§ **Task to carry out**
Your copy should match the listing word for word, apart from the pictures, which are left out.
* * * *
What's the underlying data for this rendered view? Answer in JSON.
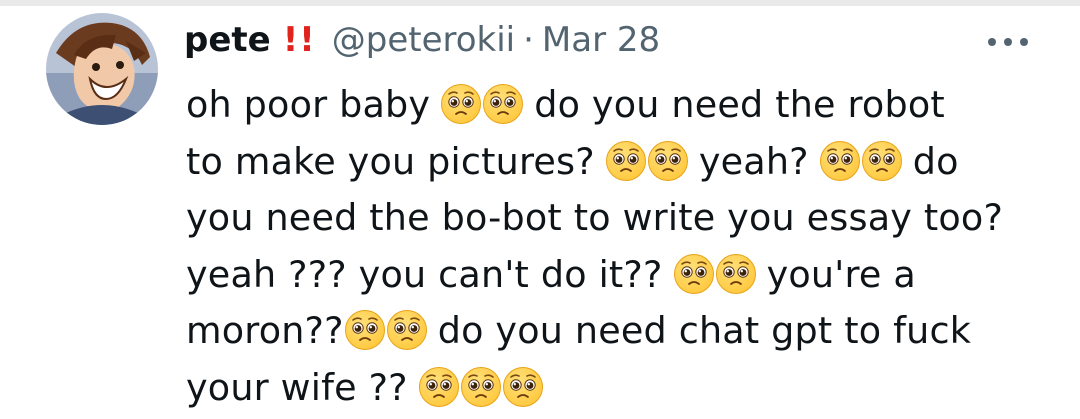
{
  "tweet": {
    "display_name": "pete",
    "name_decoration": "!!",
    "handle": "@peterokii",
    "separator": "·",
    "date": "Mar 28",
    "more_icon": "more-horizontal-icon",
    "avatar_icon": "avatar-anime-character",
    "emoji_name": "pleading-face-emoji",
    "text_lines": [
      [
        "oh poor baby ",
        "",
        "",
        " do you need the robot"
      ],
      [
        "to make you pictures? ",
        "",
        "",
        " yeah? ",
        "",
        "",
        " do"
      ],
      [
        "you need the bo-bot to write you essay too?"
      ],
      [
        "yeah ??? you can't do it?? ",
        "",
        "",
        " you're a"
      ],
      [
        "moron??",
        "",
        "",
        " do you need chat gpt to fuck"
      ],
      [
        "your wife ?? ",
        "",
        "",
        ""
      ]
    ],
    "text_segments": {
      "l1a": "oh poor baby",
      "l1b": "do you need the robot",
      "l2a": "to make you pictures?",
      "l2b": "yeah?",
      "l2c": "do",
      "l3": "you need the bo-bot to write you essay too?",
      "l4a": "yeah ??? you can't do it??",
      "l4b": "you're a",
      "l5a": "moron??",
      "l5b": "do you need chat gpt to fuck",
      "l6a": "your wife ??"
    },
    "colors": {
      "text": "#0f1419",
      "secondary": "#536471",
      "bangs": "#e0241d",
      "emoji_face": "#ffc83d"
    }
  }
}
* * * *
§ **Response to this exercise**
What's the underlying data for this rendered view? Answer in JSON.
{
  "tweet": {
    "display_name": "pete",
    "name_decoration": "!!",
    "handle": "@peterokii",
    "separator": "·",
    "date": "Mar 28",
    "more_icon": "more-horizontal-icon",
    "avatar_icon": "avatar-anime-character",
    "emoji_name": "pleading-face-emoji",
    "text_lines": [
      [
        "oh poor baby ",
        "",
        "",
        " do you need the robot"
      ],
      [
        "to make you pictures? ",
        "",
        "",
        " yeah? ",
        "",
        "",
        " do"
      ],
      [
        "you need the bo-bot to write you essay too?"
      ],
      [
        "yeah ??? you can't do it?? ",
        "",
        "",
        " you're a"
      ],
      [
        "moron??",
        "",
        "",
        " do you need chat gpt to fuck"
      ],
      [
        "your wife ?? ",
        "",
        "",
        ""
      ]
    ],
    "text_segments": {
      "l1a": "oh poor baby",
      "l1b": "do you need the robot",
      "l2a": "to make you pictures?",
      "l2b": "yeah?",
      "l2c": "do",
      "l3": "you need the bo-bot to write you essay too?",
      "l4a": "yeah ??? you can't do it??",
      "l4b": "you're a",
      "l5a": "moron??",
      "l5b": "do you need chat gpt to fuck",
      "l6a": "your wife ??"
    },
    "colors": {
      "text": "#0f1419",
      "secondary": "#536471",
      "bangs": "#e0241d",
      "emoji_face": "#ffc83d"
    }
  }
}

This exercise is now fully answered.